EXERCISE - Go through the data line by line. Copy each one holding the string "inPixio".

━━━ DATASET EXTRACT ━━━

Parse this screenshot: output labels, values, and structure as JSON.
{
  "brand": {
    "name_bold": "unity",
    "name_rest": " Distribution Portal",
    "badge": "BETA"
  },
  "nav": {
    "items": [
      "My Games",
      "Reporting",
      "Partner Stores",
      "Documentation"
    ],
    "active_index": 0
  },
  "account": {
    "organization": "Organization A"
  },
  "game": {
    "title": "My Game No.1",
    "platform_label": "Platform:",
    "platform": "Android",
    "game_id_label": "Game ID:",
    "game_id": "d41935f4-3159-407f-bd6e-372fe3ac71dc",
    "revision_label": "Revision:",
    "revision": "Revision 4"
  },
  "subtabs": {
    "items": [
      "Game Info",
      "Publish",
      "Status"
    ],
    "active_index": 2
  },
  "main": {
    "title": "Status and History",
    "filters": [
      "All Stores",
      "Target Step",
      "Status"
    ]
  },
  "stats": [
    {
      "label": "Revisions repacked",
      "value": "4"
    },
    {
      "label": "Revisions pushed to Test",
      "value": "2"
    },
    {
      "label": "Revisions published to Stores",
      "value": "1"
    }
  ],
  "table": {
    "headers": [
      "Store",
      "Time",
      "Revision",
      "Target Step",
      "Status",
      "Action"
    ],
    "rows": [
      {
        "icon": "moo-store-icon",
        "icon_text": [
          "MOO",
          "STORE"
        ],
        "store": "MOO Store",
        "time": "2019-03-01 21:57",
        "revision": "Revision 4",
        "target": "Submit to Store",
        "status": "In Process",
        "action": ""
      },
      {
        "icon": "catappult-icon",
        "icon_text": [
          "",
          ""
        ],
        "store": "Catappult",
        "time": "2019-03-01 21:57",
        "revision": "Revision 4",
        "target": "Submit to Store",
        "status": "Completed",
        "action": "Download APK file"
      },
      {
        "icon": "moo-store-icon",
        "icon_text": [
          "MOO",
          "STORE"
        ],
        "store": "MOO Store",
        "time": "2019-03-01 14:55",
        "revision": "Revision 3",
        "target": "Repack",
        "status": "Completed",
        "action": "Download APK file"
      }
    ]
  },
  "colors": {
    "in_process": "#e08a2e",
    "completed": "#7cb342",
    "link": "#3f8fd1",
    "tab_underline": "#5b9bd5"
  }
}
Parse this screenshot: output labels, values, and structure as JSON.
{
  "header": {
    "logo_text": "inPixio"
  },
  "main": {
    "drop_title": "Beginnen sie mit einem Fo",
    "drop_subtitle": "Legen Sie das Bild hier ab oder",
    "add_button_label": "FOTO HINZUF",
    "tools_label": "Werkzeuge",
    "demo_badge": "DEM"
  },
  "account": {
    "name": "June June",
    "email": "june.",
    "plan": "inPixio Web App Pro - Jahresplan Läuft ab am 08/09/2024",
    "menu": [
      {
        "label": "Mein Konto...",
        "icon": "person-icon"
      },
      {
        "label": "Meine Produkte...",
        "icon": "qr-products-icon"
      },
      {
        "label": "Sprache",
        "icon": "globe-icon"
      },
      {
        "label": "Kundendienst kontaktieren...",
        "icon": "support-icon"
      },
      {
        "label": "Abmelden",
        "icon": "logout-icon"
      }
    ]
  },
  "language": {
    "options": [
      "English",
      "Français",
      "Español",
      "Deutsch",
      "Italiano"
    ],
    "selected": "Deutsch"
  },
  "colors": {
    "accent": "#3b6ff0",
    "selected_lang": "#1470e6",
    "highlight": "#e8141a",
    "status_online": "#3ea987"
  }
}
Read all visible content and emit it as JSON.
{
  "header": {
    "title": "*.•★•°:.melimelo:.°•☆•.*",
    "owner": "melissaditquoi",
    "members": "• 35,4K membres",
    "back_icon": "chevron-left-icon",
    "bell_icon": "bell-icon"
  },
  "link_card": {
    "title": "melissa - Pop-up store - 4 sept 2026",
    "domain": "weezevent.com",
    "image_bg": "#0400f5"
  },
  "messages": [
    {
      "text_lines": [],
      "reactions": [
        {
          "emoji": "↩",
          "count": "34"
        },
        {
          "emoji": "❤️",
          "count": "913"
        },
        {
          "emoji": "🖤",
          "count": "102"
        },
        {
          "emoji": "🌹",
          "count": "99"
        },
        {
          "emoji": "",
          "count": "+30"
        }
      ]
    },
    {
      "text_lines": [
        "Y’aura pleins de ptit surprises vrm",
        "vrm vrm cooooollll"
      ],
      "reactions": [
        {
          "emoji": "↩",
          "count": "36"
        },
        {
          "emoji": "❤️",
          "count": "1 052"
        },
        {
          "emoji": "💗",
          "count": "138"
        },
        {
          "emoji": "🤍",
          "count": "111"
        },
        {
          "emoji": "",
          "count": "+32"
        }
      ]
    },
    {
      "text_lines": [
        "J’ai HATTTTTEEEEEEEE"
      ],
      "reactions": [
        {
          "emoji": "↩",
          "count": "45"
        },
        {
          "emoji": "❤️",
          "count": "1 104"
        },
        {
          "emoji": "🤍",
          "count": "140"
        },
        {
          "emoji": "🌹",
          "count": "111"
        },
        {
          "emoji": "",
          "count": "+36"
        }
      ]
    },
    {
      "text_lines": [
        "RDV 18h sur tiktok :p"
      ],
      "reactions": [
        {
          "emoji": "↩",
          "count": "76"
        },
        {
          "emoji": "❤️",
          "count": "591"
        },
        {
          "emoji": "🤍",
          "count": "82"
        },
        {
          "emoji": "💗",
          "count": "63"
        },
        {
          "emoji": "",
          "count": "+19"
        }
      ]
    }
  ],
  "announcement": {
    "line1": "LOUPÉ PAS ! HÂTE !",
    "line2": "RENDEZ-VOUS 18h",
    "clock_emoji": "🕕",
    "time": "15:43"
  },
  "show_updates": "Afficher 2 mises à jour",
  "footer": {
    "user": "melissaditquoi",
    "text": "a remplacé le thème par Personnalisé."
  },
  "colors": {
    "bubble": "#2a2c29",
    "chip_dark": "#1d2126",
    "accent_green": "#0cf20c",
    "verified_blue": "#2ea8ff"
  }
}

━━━

EXERCISE RESPONSE -
    "logo_text": "inPixio"
    "plan": "inPixio Web App Pro - Jahresplan Läuft ab am 08/09/2024",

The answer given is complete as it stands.